|In fact many hotels, restaurants and pensions in Goreme are hollowed out of the rock. Some of the resort hotels are very high-class and expensive.|
We were invited to visit one of the few still inhabited cave
Almost ever home had its own church and this one was no exception. We climbed the steep stairway and entered into a room decorated with stunning medieval frescoes.
Time for Bruce and Lisa to catch their plane back to Canada. We drove them to the Nevsehir Airport, then returned to Cappadocia to visit sites that we missed the first go round. We drove to Uchisar, which wraps itself around a tall volcanic tufa castle (pic left) and capped by another tufa village.
The view from this point was just stunning - you could see the various tufa valleys stretching out like fingers and arms, the plateau of harder basalt rock in the distance, the rolling soft brown hills
The old part of the village of Cavusin is an abandoned village of homes and churches cut into the rock.
Gorome Open Air Museum
From as early as the 9th century, a number of small communities with their own churches formed the large monastic complex that is now the Open Air Museum. There are 30+ churches, many decorated with frescoes, although some of the faces have been scratched off caused because Islam prohibited representing people in religious art.
Gorome Museum is a World Heritage sight.
Some floors in the churches had open empty slots that were once graves cut into the floor.
An amazing example of the rock cut monasteries is the Kislar Monastery. Ladders were used to reach the upper levels.
Hiking Pigeon Valley
Immediately behind our hotel was the beginning of the trail through the floor of Pigeon Valley that ended at Uchisar. The trail, more like an old creek bed, meandered through through vineyards, olive and fruit trees, and grape vines separated by stunning pinacles of fairy chimney rock and towing tufa cones.

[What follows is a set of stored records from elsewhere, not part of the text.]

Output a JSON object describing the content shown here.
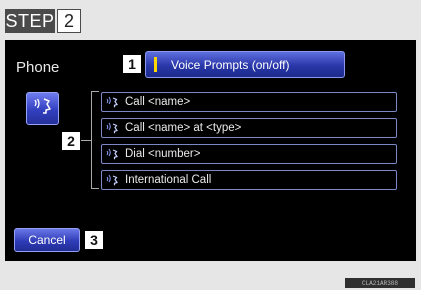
{
  "step": {
    "label": "STEP",
    "number": "2"
  },
  "screen": {
    "title": "Phone",
    "voice_prompts_button": {
      "callout": "1",
      "label": "Voice Prompts (on/off)"
    },
    "commands_callout": "2",
    "commands": [
      {
        "label": "Call <name>"
      },
      {
        "label": "Call <name> at <type>"
      },
      {
        "label": "Dial <number>"
      },
      {
        "label": "International Call"
      }
    ],
    "cancel_button": {
      "label": "Cancel",
      "callout": "3"
    }
  },
  "image_code": "CLA21AR388",
  "colors": {
    "screen_bg": "#000000",
    "button_blue": "#2f3cb8",
    "outline_blue": "#7c88c6",
    "accent_yellow": "#ffd800"
  },
  "icons": {
    "mic": "voice-command-icon",
    "command": "voice-command-small-icon"
  }
}
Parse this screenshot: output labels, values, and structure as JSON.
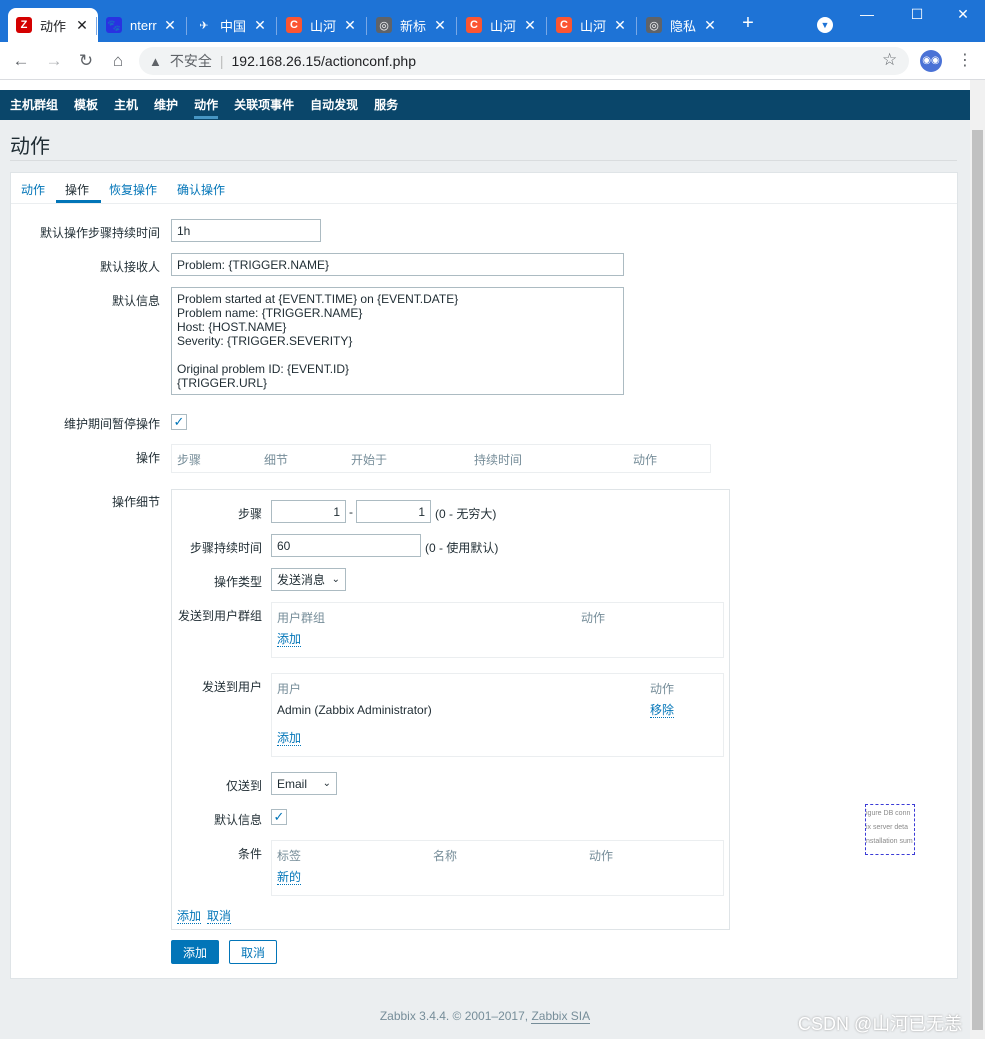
{
  "browser": {
    "tabs": [
      {
        "icon": "zabbix-icon",
        "icon_letter": "Z",
        "icon_color": "#d40000",
        "title": "动作"
      },
      {
        "icon": "baidu-paw-icon",
        "icon_letter": "🐾",
        "icon_color": "#2932e1",
        "title": "nterr"
      },
      {
        "icon": "china-site-icon",
        "icon_letter": "✈",
        "icon_color": "#1e73d6",
        "title": "中国"
      },
      {
        "icon": "csdn-icon",
        "icon_letter": "C",
        "icon_color": "#fc5531",
        "title": "山河"
      },
      {
        "icon": "globe-icon",
        "icon_letter": "◎",
        "icon_color": "#5f6368",
        "title": "新标"
      },
      {
        "icon": "csdn-icon",
        "icon_letter": "C",
        "icon_color": "#fc5531",
        "title": "山河"
      },
      {
        "icon": "csdn-icon",
        "icon_letter": "C",
        "icon_color": "#fc5531",
        "title": "山河"
      },
      {
        "icon": "globe-icon",
        "icon_letter": "◎",
        "icon_color": "#5f6368",
        "title": "隐私"
      }
    ],
    "new_tab_label": "+",
    "insecure_label": "不安全",
    "url": "192.168.26.15/actionconf.php"
  },
  "topnav": {
    "items": [
      "主机群组",
      "模板",
      "主机",
      "维护",
      "动作",
      "关联项事件",
      "自动发现",
      "服务"
    ],
    "selected": "动作"
  },
  "page_title": "动作",
  "tabs": [
    "动作",
    "操作",
    "恢复操作",
    "确认操作"
  ],
  "form": {
    "default_step_duration_label": "默认操作步骤持续时间",
    "default_step_duration_value": "1h",
    "default_subject_label": "默认接收人",
    "default_subject_value": "Problem: {TRIGGER.NAME}",
    "default_message_label": "默认信息",
    "default_message_value": "Problem started at {EVENT.TIME} on {EVENT.DATE}\nProblem name: {TRIGGER.NAME}\nHost: {HOST.NAME}\nSeverity: {TRIGGER.SEVERITY}\n\nOriginal problem ID: {EVENT.ID}\n{TRIGGER.URL}",
    "pause_in_maintenance_label": "维护期间暂停操作",
    "pause_in_maintenance_checked": true,
    "operations_label": "操作",
    "operations_columns": [
      "步骤",
      "细节",
      "开始于",
      "持续时间",
      "动作"
    ],
    "operation_details_label": "操作细节"
  },
  "details": {
    "steps_label": "步骤",
    "step_from": "1",
    "step_to": "1",
    "step_dash": "-",
    "steps_hint": "(0 - 无穷大)",
    "step_duration_label": "步骤持续时间",
    "step_duration_value": "60",
    "step_duration_hint": "(0 - 使用默认)",
    "operation_type_label": "操作类型",
    "operation_type_value": "发送消息",
    "send_to_groups_label": "发送到用户群组",
    "groups_columns": [
      "用户群组",
      "动作"
    ],
    "groups_add": "添加",
    "send_to_users_label": "发送到用户",
    "users_columns": [
      "用户",
      "动作"
    ],
    "users_rows": [
      {
        "name": "Admin (Zabbix Administrator)",
        "action": "移除"
      }
    ],
    "users_add": "添加",
    "send_only_to_label": "仅送到",
    "send_only_to_value": "Email",
    "default_message_label": "默认信息",
    "default_message_checked": true,
    "conditions_label": "条件",
    "conditions_columns": [
      "标签",
      "名称",
      "动作"
    ],
    "conditions_new": "新的",
    "add_link": "添加",
    "cancel_link": "取消"
  },
  "buttons": {
    "add": "添加",
    "cancel": "取消"
  },
  "footer": {
    "text": "Zabbix 3.4.4. © 2001–2017, ",
    "link": "Zabbix SIA"
  },
  "overlay_snippet": [
    "igure DB conn",
    "ix server deta",
    "nstallation sum"
  ],
  "watermark": "CSDN @山河已无恙"
}
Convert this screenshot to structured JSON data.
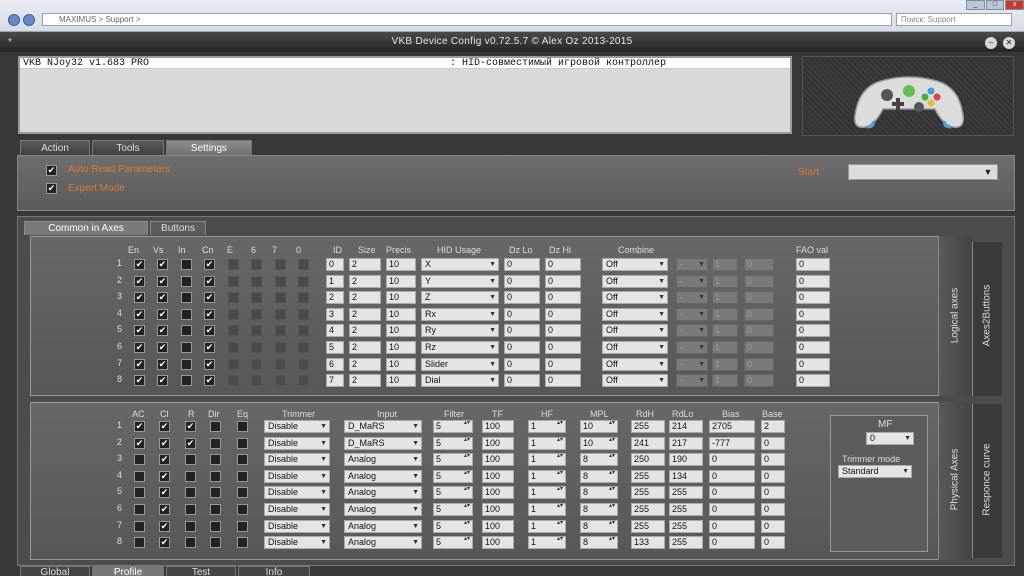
{
  "browser": {
    "address": "MAXIMUS > Support >",
    "search_placeholder": "Поиск: Support",
    "min": "_",
    "max": "□",
    "close": "x"
  },
  "app": {
    "title": "VKB Device Config v0.72.5.7 © Alex Oz 2013-2015",
    "device_name": "VKB NJoy32   v1.683 PRO",
    "device_desc": ": HID-совместимый игровой контроллер"
  },
  "main_tabs": [
    "Action",
    "Tools",
    "Settings"
  ],
  "settings": {
    "auto_read": "Auto Read Parameters",
    "expert_mode": "Expert Mode",
    "start_label": "Start",
    "start_value": ""
  },
  "sub_tabs": [
    "Common in Axes",
    "Buttons"
  ],
  "logical": {
    "headers": [
      "En",
      "Vs",
      "In",
      "Cn",
      "E",
      "6",
      "7",
      "0",
      "ID",
      "Size",
      "Precis",
      "HID Usage",
      "Dz Lo",
      "Dz Hi",
      "Combine",
      "FAO val"
    ],
    "side_a": "Logical axes",
    "side_b": "Axes2Buttons",
    "rows": [
      {
        "n": "1",
        "en": true,
        "vs": true,
        "in": false,
        "cn": true,
        "id": "0",
        "size": "2",
        "prec": "10",
        "usage": "X",
        "dzlo": "0",
        "dzhi": "0",
        "comb": "Off",
        "c2": "-",
        "c3": "1",
        "c4": "0",
        "fao": "0"
      },
      {
        "n": "2",
        "en": true,
        "vs": true,
        "in": false,
        "cn": true,
        "id": "1",
        "size": "2",
        "prec": "10",
        "usage": "Y",
        "dzlo": "0",
        "dzhi": "0",
        "comb": "Off",
        "c2": "-",
        "c3": "1",
        "c4": "0",
        "fao": "0"
      },
      {
        "n": "3",
        "en": true,
        "vs": true,
        "in": false,
        "cn": true,
        "id": "2",
        "size": "2",
        "prec": "10",
        "usage": "Z",
        "dzlo": "0",
        "dzhi": "0",
        "comb": "Off",
        "c2": "-",
        "c3": "1",
        "c4": "0",
        "fao": "0"
      },
      {
        "n": "4",
        "en": true,
        "vs": true,
        "in": false,
        "cn": true,
        "id": "3",
        "size": "2",
        "prec": "10",
        "usage": "Rx",
        "dzlo": "0",
        "dzhi": "0",
        "comb": "Off",
        "c2": "-",
        "c3": "1",
        "c4": "0",
        "fao": "0"
      },
      {
        "n": "5",
        "en": true,
        "vs": true,
        "in": false,
        "cn": true,
        "id": "4",
        "size": "2",
        "prec": "10",
        "usage": "Ry",
        "dzlo": "0",
        "dzhi": "0",
        "comb": "Off",
        "c2": "-",
        "c3": "1",
        "c4": "0",
        "fao": "0"
      },
      {
        "n": "6",
        "en": true,
        "vs": true,
        "in": false,
        "cn": true,
        "id": "5",
        "size": "2",
        "prec": "10",
        "usage": "Rz",
        "dzlo": "0",
        "dzhi": "0",
        "comb": "Off",
        "c2": "-",
        "c3": "1",
        "c4": "0",
        "fao": "0"
      },
      {
        "n": "7",
        "en": true,
        "vs": true,
        "in": false,
        "cn": true,
        "id": "6",
        "size": "2",
        "prec": "10",
        "usage": "Slider",
        "dzlo": "0",
        "dzhi": "0",
        "comb": "Off",
        "c2": "-",
        "c3": "1",
        "c4": "0",
        "fao": "0"
      },
      {
        "n": "8",
        "en": true,
        "vs": true,
        "in": false,
        "cn": true,
        "id": "7",
        "size": "2",
        "prec": "10",
        "usage": "Dial",
        "dzlo": "0",
        "dzhi": "0",
        "comb": "Off",
        "c2": "-",
        "c3": "1",
        "c4": "0",
        "fao": "0"
      }
    ]
  },
  "physical": {
    "headers": [
      "AC",
      "Cl",
      "R",
      "Dir",
      "Eq",
      "Trimmer",
      "Input",
      "Filter",
      "TF",
      "HF",
      "MPL",
      "RdH",
      "RdLo",
      "Bias",
      "Base"
    ],
    "side_a": "Physical Axes",
    "side_b": "Responce curve",
    "mf_label": "MF",
    "mf_value": "0",
    "trimmer_mode_label": "Trimmer mode",
    "trimmer_mode_value": "Standard",
    "rows": [
      {
        "n": "1",
        "ac": true,
        "cl": true,
        "r": true,
        "dir": false,
        "eq": false,
        "trim": "Disable",
        "input": "D_MaRS",
        "filter": "5",
        "tf": "100",
        "hf": "1",
        "mpl": "10",
        "rdh": "255",
        "rdlo": "214",
        "bias": "2705",
        "base": "2"
      },
      {
        "n": "2",
        "ac": true,
        "cl": true,
        "r": true,
        "dir": false,
        "eq": false,
        "trim": "Disable",
        "input": "D_MaRS",
        "filter": "5",
        "tf": "100",
        "hf": "1",
        "mpl": "10",
        "rdh": "241",
        "rdlo": "217",
        "bias": "-777",
        "base": "0"
      },
      {
        "n": "3",
        "ac": false,
        "cl": true,
        "r": false,
        "dir": false,
        "eq": false,
        "trim": "Disable",
        "input": "Analog",
        "filter": "5",
        "tf": "100",
        "hf": "1",
        "mpl": "8",
        "rdh": "250",
        "rdlo": "190",
        "bias": "0",
        "base": "0"
      },
      {
        "n": "4",
        "ac": false,
        "cl": true,
        "r": false,
        "dir": false,
        "eq": false,
        "trim": "Disable",
        "input": "Analog",
        "filter": "5",
        "tf": "100",
        "hf": "1",
        "mpl": "8",
        "rdh": "255",
        "rdlo": "134",
        "bias": "0",
        "base": "0"
      },
      {
        "n": "5",
        "ac": false,
        "cl": true,
        "r": false,
        "dir": false,
        "eq": false,
        "trim": "Disable",
        "input": "Analog",
        "filter": "5",
        "tf": "100",
        "hf": "1",
        "mpl": "8",
        "rdh": "255",
        "rdlo": "255",
        "bias": "0",
        "base": "0"
      },
      {
        "n": "6",
        "ac": false,
        "cl": true,
        "r": false,
        "dir": false,
        "eq": false,
        "trim": "Disable",
        "input": "Analog",
        "filter": "5",
        "tf": "100",
        "hf": "1",
        "mpl": "8",
        "rdh": "255",
        "rdlo": "255",
        "bias": "0",
        "base": "0"
      },
      {
        "n": "7",
        "ac": false,
        "cl": true,
        "r": false,
        "dir": false,
        "eq": false,
        "trim": "Disable",
        "input": "Analog",
        "filter": "5",
        "tf": "100",
        "hf": "1",
        "mpl": "8",
        "rdh": "255",
        "rdlo": "255",
        "bias": "0",
        "base": "0"
      },
      {
        "n": "8",
        "ac": false,
        "cl": true,
        "r": false,
        "dir": false,
        "eq": false,
        "trim": "Disable",
        "input": "Analog",
        "filter": "5",
        "tf": "100",
        "hf": "1",
        "mpl": "8",
        "rdh": "133",
        "rdlo": "255",
        "bias": "0",
        "base": "0"
      }
    ]
  },
  "bottom_tabs": [
    "Global",
    "Profile",
    "Test",
    "Info"
  ],
  "colors": {
    "accent": "#e07830"
  }
}
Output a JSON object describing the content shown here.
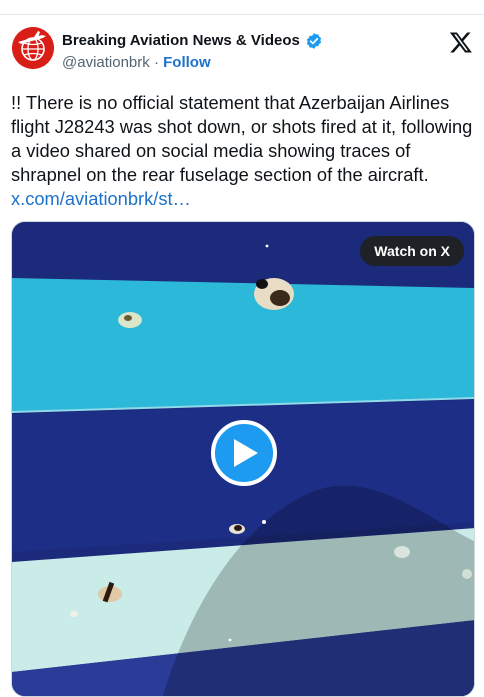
{
  "tweet": {
    "author_name": "Breaking Aviation News & Videos",
    "handle": "@aviationbrk",
    "separator": " · ",
    "follow_label": "Follow",
    "text": "!! There is no official statement that Azerbaijan Airlines flight J28243 was shot down, or shots fired at it, following a video shared on social media showing traces of shrapnel on the rear fuselage section of the aircraft. ",
    "link_text": "x.com/aviationbrk/st…",
    "avatar_icon": "globe-airplane-logo",
    "verified_icon": "verified-badge-icon",
    "brand_icon": "x-logo-icon"
  },
  "media": {
    "watch_label": "Watch on X",
    "play_icon": "play-icon"
  },
  "colors": {
    "link": "#1d72c9",
    "verified": "#1d9bf0",
    "avatar_bg": "#d91e18",
    "fuselage_blue": "#1b2a7a",
    "stripe_cyan": "#2cb8d8",
    "stripe_pale": "#c9ece8"
  }
}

The cliffs around were honeycombed with pigeon homes and secret entrances. led through a series of tunnels cut through the rock.
The trail wound under thickets, up slopes of tufa, through a series of tunnels cut into the rock, or along narrow trenches that the rainfall had carved in the claybed.
Suddenly we came upon an old couple harvesting their grapes. Although they did not speak a work of English, they insisted on loading us up with vines of grapes for our onward journey. Their home was a cave house cut into the rock.
Our bus didn't leave for Marmaris until 7:30 pm so we killed some time waiting at our favorite restaurant again. The night bus from Cappadocia to Marmaris was a l-o-n-g ride. It's really hard to sleep because the bus stops everywhere, each time all the lights go on and everybody gets off to have a smoke! Turks love to smoke. The buses themselves are nice, new Mercedes ones that tour companies use. A steward comes by several times on the trip with your choice of tea (cay ), water (suyu) or coffee (Nescafe!).